In 1904, Margoshes married Rose Kirschenbaum.[2] Rose wrote for the Jewish press in Yiddish and English under the pen-name Kirschenbaum-Margoshes, worked as a translator on Ellis Island to help Jewish immigrants, and did social work in the Henry Street Settlement in the Lower East Side.[9] Their son Adam was an associate professor of psychology at Shippensburg State College.[10]

Margoshes died after a long illness on August 23, 1968.[8] He was buried in Montefiore Cemetery.[11]


  1. ^ a b c Fogel, Joshua (2017-08-10). "Shmuel (Samuel) Margoshes". Yiddish Leksikon. Retrieved 2021-10-10.{{cite web}}: CS1 maint: url-status (link)
  2. ^ a b Who's Who in American Jewry, 1926. New York, N.Y.: The Jewish Biographical Bureau, Inc. 1926. pp. 416–417 – via Google Books.
  3. ^ The Jewish Communal Register of New York City, 1917-1918 (Second ed.). New York, N.Y.: Kehillah (Jewish Community) of New York City. 1918. p. 1338 – via Google Books.
  4. ^ Who's Who in American Jewry, 1938. 1938. p. 769 – via JewishData.
  5. ^ Landman, Isaac, ed. (1942). The Universal Jewish Encyclopedia. Vol. 7. New York, N.Y.: The Universal Jewish Encyclopedia, Inc. p. 355 – via Google Books.
  6. ^ "Margoshes, Samuel". Retrieved 2021-10-10.{{cite web}}: CS1 maint: url-status (link)
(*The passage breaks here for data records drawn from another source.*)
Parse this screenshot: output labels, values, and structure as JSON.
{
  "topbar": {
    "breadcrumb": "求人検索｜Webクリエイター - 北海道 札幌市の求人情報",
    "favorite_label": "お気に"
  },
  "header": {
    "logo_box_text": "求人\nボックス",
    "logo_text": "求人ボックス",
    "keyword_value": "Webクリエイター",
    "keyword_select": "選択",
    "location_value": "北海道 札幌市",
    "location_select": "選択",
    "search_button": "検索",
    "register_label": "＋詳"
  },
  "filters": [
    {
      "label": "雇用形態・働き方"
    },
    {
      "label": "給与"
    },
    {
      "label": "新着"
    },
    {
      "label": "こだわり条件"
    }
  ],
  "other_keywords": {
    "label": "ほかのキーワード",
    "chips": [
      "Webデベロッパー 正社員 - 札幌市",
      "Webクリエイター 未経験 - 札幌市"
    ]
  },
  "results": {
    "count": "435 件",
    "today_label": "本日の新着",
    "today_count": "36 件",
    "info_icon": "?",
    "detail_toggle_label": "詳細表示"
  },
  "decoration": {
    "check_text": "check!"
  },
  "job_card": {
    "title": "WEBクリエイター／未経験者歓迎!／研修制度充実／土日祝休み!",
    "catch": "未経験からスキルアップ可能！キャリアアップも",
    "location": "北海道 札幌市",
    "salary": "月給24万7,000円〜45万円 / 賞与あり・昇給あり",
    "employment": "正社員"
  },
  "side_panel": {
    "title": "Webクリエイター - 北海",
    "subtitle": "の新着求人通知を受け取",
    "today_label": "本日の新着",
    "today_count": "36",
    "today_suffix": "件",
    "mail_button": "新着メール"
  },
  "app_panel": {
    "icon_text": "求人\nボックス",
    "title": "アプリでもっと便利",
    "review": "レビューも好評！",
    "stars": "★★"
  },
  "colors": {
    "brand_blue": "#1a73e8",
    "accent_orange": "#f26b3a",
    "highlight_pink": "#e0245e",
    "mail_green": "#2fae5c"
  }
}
  7. ^ Fine, Morris; Himmelfarb, Milton; Jelenko, Martha, eds. (1969). "Necrology: Uniteds". American Jewish Year Book, 1969 (PDF). Vol. 70. p. 523 – via American Jewish Congress Archives.
  8. ^ a b "Dr. Margoshes, A Yiddish Writer" (PDF). The New York Times. Vol. CXVII, no. 40390. New York, N.Y. 24 August 1968. p. 29.
  9. ^ "Rose Margoshes, Wife of Editor, Dies in New York; Was 80". Jewish Telegraphic Agency. Vol. XXXIV, no. 86. New York, N.Y. 3 May 1967. p. 4.
  10. ^ "Adam Margoshes" (PDF). The New York Times. Vol. CXV, no. 39458. New York, N.Y. 4 February 1966. p. 31.
  11. ^ "Samuel Margoshes". Montefiore Cemetery. Retrieved 2021-10-10.{{cite web}}: CS1 maint: url-status (link)